So I felt this strange connection with the smiling figure in white who emerged on the balcony that rain-cooled night in Rome, who bowed his head and asked for our prayers. And that sense only increased the next morning, when I watched the message he live-streamed back home, to the folk outside his cathedral on the Plaza de Mayo. On the balcony, he had spoken in accented Italian; but now out came this lilting, colloquial porteño—think of a pope speaking Noo Joisy or Brooklyn, and you’ll get the idea.
His gentle message asked them to care for one another, not to rub one another the wrong way. But he used a colloquial Argentinism—“don’t take anyone’s skin off”—that comes from the days before refrigeration plants, when gauchos flayed the cattle and just left the carcasses. It seemed odd to think of a pope speaking like that. And as each day went by, as he wooed the world, I became more and more anxious to know his past. Then came that minute’s meeting in June—a Canadian cardinal had got me the tickets—when I realized I could make this Argentine’s past intelligible to English speakers.

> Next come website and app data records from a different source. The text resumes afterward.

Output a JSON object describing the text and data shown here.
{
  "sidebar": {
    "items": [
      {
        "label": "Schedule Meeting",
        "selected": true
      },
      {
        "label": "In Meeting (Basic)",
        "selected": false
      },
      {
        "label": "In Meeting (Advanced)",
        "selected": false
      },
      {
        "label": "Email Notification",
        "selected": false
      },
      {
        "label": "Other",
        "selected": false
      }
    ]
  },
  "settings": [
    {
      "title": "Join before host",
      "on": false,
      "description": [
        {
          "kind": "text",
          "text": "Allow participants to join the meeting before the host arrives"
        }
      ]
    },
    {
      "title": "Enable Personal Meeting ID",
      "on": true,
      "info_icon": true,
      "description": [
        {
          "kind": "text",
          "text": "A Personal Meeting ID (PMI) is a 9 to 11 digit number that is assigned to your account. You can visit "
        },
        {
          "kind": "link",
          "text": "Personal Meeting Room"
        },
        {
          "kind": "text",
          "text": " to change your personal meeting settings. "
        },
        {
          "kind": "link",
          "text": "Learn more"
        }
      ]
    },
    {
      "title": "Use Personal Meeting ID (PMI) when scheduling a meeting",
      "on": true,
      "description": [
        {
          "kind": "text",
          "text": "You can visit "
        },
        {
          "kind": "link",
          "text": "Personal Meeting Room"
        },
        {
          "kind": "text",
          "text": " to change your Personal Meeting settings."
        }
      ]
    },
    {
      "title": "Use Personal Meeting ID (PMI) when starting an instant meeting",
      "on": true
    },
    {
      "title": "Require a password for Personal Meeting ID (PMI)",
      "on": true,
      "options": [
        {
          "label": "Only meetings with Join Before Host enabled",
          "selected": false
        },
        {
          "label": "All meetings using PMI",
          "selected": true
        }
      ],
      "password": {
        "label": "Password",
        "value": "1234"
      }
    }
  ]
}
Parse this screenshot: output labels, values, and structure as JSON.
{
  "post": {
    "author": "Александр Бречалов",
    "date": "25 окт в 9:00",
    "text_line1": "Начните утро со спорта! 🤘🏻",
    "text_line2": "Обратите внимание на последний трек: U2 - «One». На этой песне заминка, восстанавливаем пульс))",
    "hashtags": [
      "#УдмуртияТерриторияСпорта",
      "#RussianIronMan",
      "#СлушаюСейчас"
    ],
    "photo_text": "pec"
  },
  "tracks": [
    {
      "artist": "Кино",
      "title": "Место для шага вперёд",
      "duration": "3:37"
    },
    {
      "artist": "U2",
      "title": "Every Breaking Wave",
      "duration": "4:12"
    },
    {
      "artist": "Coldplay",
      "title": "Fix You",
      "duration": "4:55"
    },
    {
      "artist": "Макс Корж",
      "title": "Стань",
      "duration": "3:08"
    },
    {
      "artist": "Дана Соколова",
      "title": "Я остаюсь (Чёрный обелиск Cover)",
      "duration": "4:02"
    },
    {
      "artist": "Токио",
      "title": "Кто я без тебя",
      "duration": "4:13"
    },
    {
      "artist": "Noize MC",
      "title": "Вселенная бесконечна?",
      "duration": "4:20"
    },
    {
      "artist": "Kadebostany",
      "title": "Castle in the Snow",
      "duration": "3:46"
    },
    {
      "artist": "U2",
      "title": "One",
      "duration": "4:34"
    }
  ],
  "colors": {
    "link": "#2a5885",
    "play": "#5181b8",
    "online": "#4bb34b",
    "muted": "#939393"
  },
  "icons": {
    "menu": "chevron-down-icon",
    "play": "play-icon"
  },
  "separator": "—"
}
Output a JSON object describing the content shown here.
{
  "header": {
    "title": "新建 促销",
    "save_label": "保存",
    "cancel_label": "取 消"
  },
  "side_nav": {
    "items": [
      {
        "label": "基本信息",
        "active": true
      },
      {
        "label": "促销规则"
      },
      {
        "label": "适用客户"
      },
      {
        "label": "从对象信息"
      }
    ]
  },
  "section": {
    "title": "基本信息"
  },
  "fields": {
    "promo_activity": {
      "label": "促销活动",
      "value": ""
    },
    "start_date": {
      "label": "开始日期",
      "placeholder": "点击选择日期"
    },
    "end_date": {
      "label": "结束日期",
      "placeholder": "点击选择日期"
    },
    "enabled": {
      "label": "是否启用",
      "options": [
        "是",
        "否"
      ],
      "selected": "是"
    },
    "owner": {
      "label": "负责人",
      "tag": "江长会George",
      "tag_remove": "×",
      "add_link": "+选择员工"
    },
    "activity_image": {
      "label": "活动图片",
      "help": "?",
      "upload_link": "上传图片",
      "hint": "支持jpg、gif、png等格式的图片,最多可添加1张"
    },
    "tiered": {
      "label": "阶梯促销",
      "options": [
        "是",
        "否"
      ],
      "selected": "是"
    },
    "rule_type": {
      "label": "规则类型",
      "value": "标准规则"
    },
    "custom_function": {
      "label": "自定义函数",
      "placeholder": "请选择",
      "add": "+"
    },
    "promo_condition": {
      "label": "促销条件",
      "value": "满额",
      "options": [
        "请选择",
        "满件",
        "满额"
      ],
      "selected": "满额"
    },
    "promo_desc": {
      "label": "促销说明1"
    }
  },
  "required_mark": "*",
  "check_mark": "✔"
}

In October last year, armed with a book contract, I was back in Buenos Aires, spending weeks interviewing those who knew him: the Jesuits, the parish priests, and the bishops; the rabbis and the imams and the pastors; the philosophers and the politicians, the migrant slum dwellers and the war veterans. I even had my hair cut at his barber’s. Sometimes, taking Line A of the subway—which used to carry him from the Plaza de Mayo, where he lived in the diocesan offices, to his home barrio of Flores—I imagined him sitting opposite me, head cocked as he listened to someone’s hope or anxiety.
Some of the most moving interviews were with those who knew him well, who said goodbye to him at the start of 2013. He had laughingly reassured them there was no risk, that he was too old, that he’d be back for the Easter liturgies. He never came back. But nor did he die or disappear. He was on billions of TV screens, in white—gone yet not gone. It’s a strange kind of grief: Your friend, your spiritual father, went to Rome to elect a pope and got elected himself. His lawyer friend Alicia was in a bar at the time of that shock and burst into tears. “He’s my friend,” she told the bar, by way of explanation.
There are two keys to Pope Francis. One is that you can’t eradicate poverty except by loving the poor. The other is that you can’t love the poor if you cling to stuff—your schemes and your ideas—and that if you can let go, you can let God be God. That’s what he was showing that day in the square. It’s why he didn’t need to say much. And it’s why I didn’t need more than a minute with him to be set on fire.
Austen Ivereigh’s biography of Pope Francis, The Great Reformer, will be published in November by Henry Holt.